From the first line to the last, restate every record word for word, leaving out the pictures.
════════
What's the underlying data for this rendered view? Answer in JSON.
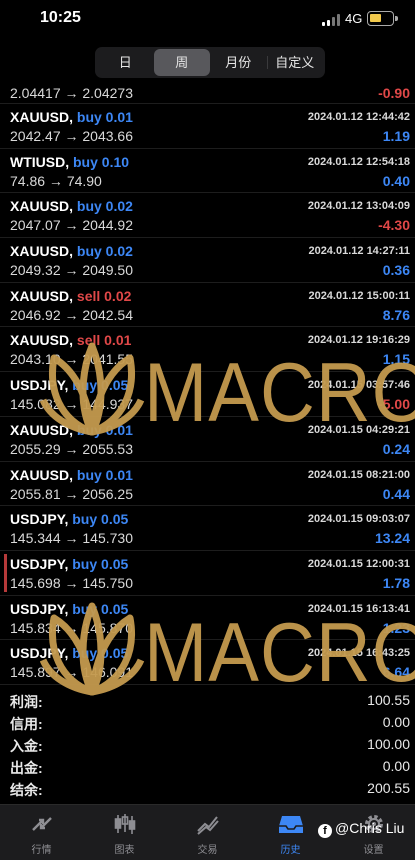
{
  "status": {
    "time": "10:25",
    "network": "4G"
  },
  "segments": [
    "日",
    "周",
    "月份",
    "自定义"
  ],
  "active_segment": "周",
  "first_row": {
    "prices": "2.04417 → 2.04273",
    "pl": "-0.90"
  },
  "trades": [
    {
      "symbol": "XAUUSD,",
      "action": "buy 0.01",
      "type": "buy",
      "time": "2024.01.12 12:44:42",
      "prices": "2042.47 → 2043.66",
      "pl": "1.19"
    },
    {
      "symbol": "WTIUSD,",
      "action": "buy 0.10",
      "type": "buy",
      "time": "2024.01.12 12:54:18",
      "prices": "74.86 → 74.90",
      "pl": "0.40"
    },
    {
      "symbol": "XAUUSD,",
      "action": "buy 0.02",
      "type": "buy",
      "time": "2024.01.12 13:04:09",
      "prices": "2047.07 → 2044.92",
      "pl": "-4.30"
    },
    {
      "symbol": "XAUUSD,",
      "action": "buy 0.02",
      "type": "buy",
      "time": "2024.01.12 14:27:11",
      "prices": "2049.32 → 2049.50",
      "pl": "0.36"
    },
    {
      "symbol": "XAUUSD,",
      "action": "sell 0.02",
      "type": "sell",
      "time": "2024.01.12 15:00:11",
      "prices": "2046.92 → 2042.54",
      "pl": "8.76"
    },
    {
      "symbol": "XAUUSD,",
      "action": "sell 0.01",
      "type": "sell",
      "time": "2024.01.12 19:16:29",
      "prices": "2043.10 → 2041.55",
      "pl": "1.15"
    },
    {
      "symbol": "USDJPY,",
      "action": "buy 0.05",
      "type": "buy",
      "time": "2024.01.15 03:57:46",
      "prices": "145.082 → 144.937",
      "pl": "-5.00"
    },
    {
      "symbol": "XAUUSD,",
      "action": "buy 0.01",
      "type": "buy",
      "time": "2024.01.15 04:29:21",
      "prices": "2055.29 → 2055.53",
      "pl": "0.24"
    },
    {
      "symbol": "XAUUSD,",
      "action": "buy 0.01",
      "type": "buy",
      "time": "2024.01.15 08:21:00",
      "prices": "2055.81 → 2056.25",
      "pl": "0.44"
    },
    {
      "symbol": "USDJPY,",
      "action": "buy 0.05",
      "type": "buy",
      "time": "2024.01.15 09:03:07",
      "prices": "145.344 → 145.730",
      "pl": "13.24"
    },
    {
      "symbol": "USDJPY,",
      "action": "buy 0.05",
      "type": "buy",
      "time": "2024.01.15 12:00:31",
      "prices": "145.698 → 145.750",
      "pl": "1.78"
    },
    {
      "symbol": "USDJPY,",
      "action": "buy 0.05",
      "type": "buy",
      "time": "2024.01.15 16:13:41",
      "prices": "145.834 → 145.870",
      "pl": "1.23"
    },
    {
      "symbol": "USDJPY,",
      "action": "buy 0.05",
      "type": "buy",
      "time": "2024.01.15 16:43:25",
      "prices": "145.897 → 146.091",
      "pl": "6.64"
    }
  ],
  "summary": [
    {
      "label": "利润:",
      "value": "100.55"
    },
    {
      "label": "信用:",
      "value": "0.00"
    },
    {
      "label": "入金:",
      "value": "100.00"
    },
    {
      "label": "出金:",
      "value": "0.00"
    },
    {
      "label": "结余:",
      "value": "200.55"
    }
  ],
  "tabs": [
    {
      "label": "行情",
      "icon": "quotes-icon"
    },
    {
      "label": "图表",
      "icon": "candlestick-chart-icon"
    },
    {
      "label": "交易",
      "icon": "trade-chart-icon"
    },
    {
      "label": "历史",
      "icon": "history-inbox-icon",
      "active": true
    },
    {
      "label": "设置",
      "icon": "gear-icon"
    }
  ],
  "watermark": {
    "text": "MACRO",
    "color": "#c49a4e"
  },
  "credit": {
    "text": "@Chris Liu"
  },
  "colors": {
    "buy": "#3d87f5",
    "sell": "#e04848",
    "background": "#000000",
    "accent": "#3d87f5"
  }
}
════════
**Answer space:**
What's the underlying data for this rendered view? Answer in JSON.
{
  "status": {
    "time": "10:25",
    "network": "4G"
  },
  "segments": [
    "日",
    "周",
    "月份",
    "自定义"
  ],
  "active_segment": "周",
  "first_row": {
    "prices": "2.04417 → 2.04273",
    "pl": "-0.90"
  },
  "trades": [
    {
      "symbol": "XAUUSD,",
      "action": "buy 0.01",
      "type": "buy",
      "time": "2024.01.12 12:44:42",
      "prices": "2042.47 → 2043.66",
      "pl": "1.19"
    },
    {
      "symbol": "WTIUSD,",
      "action": "buy 0.10",
      "type": "buy",
      "time": "2024.01.12 12:54:18",
      "prices": "74.86 → 74.90",
      "pl": "0.40"
    },
    {
      "symbol": "XAUUSD,",
      "action": "buy 0.02",
      "type": "buy",
      "time": "2024.01.12 13:04:09",
      "prices": "2047.07 → 2044.92",
      "pl": "-4.30"
    },
    {
      "symbol": "XAUUSD,",
      "action": "buy 0.02",
      "type": "buy",
      "time": "2024.01.12 14:27:11",
      "prices": "2049.32 → 2049.50",
      "pl": "0.36"
    },
    {
      "symbol": "XAUUSD,",
      "action": "sell 0.02",
      "type": "sell",
      "time": "2024.01.12 15:00:11",
      "prices": "2046.92 → 2042.54",
      "pl": "8.76"
    },
    {
      "symbol": "XAUUSD,",
      "action": "sell 0.01",
      "type": "sell",
      "time": "2024.01.12 19:16:29",
      "prices": "2043.10 → 2041.55",
      "pl": "1.15"
    },
    {
      "symbol": "USDJPY,",
      "action": "buy 0.05",
      "type": "buy",
      "time": "2024.01.15 03:57:46",
      "prices": "145.082 → 144.937",
      "pl": "-5.00"
    },
    {
      "symbol": "XAUUSD,",
      "action": "buy 0.01",
      "type": "buy",
      "time": "2024.01.15 04:29:21",
      "prices": "2055.29 → 2055.53",
      "pl": "0.24"
    },
    {
      "symbol": "XAUUSD,",
      "action": "buy 0.01",
      "type": "buy",
      "time": "2024.01.15 08:21:00",
      "prices": "2055.81 → 2056.25",
      "pl": "0.44"
    },
    {
      "symbol": "USDJPY,",
      "action": "buy 0.05",
      "type": "buy",
      "time": "2024.01.15 09:03:07",
      "prices": "145.344 → 145.730",
      "pl": "13.24"
    },
    {
      "symbol": "USDJPY,",
      "action": "buy 0.05",
      "type": "buy",
      "time": "2024.01.15 12:00:31",
      "prices": "145.698 → 145.750",
      "pl": "1.78"
    },
    {
      "symbol": "USDJPY,",
      "action": "buy 0.05",
      "type": "buy",
      "time": "2024.01.15 16:13:41",
      "prices": "145.834 → 145.870",
      "pl": "1.23"
    },
    {
      "symbol": "USDJPY,",
      "action": "buy 0.05",
      "type": "buy",
      "time": "2024.01.15 16:43:25",
      "prices": "145.897 → 146.091",
      "pl": "6.64"
    }
  ],
  "summary": [
    {
      "label": "利润:",
      "value": "100.55"
    },
    {
      "label": "信用:",
      "value": "0.00"
    },
    {
      "label": "入金:",
      "value": "100.00"
    },
    {
      "label": "出金:",
      "value": "0.00"
    },
    {
      "label": "结余:",
      "value": "200.55"
    }
  ],
  "tabs": [
    {
      "label": "行情",
      "icon": "quotes-icon"
    },
    {
      "label": "图表",
      "icon": "candlestick-chart-icon"
    },
    {
      "label": "交易",
      "icon": "trade-chart-icon"
    },
    {
      "label": "历史",
      "icon": "history-inbox-icon",
      "active": true
    },
    {
      "label": "设置",
      "icon": "gear-icon"
    }
  ],
  "watermark": {
    "text": "MACRO",
    "color": "#c49a4e"
  },
  "credit": {
    "text": "@Chris Liu"
  },
  "colors": {
    "buy": "#3d87f5",
    "sell": "#e04848",
    "background": "#000000",
    "accent": "#3d87f5"
  }
}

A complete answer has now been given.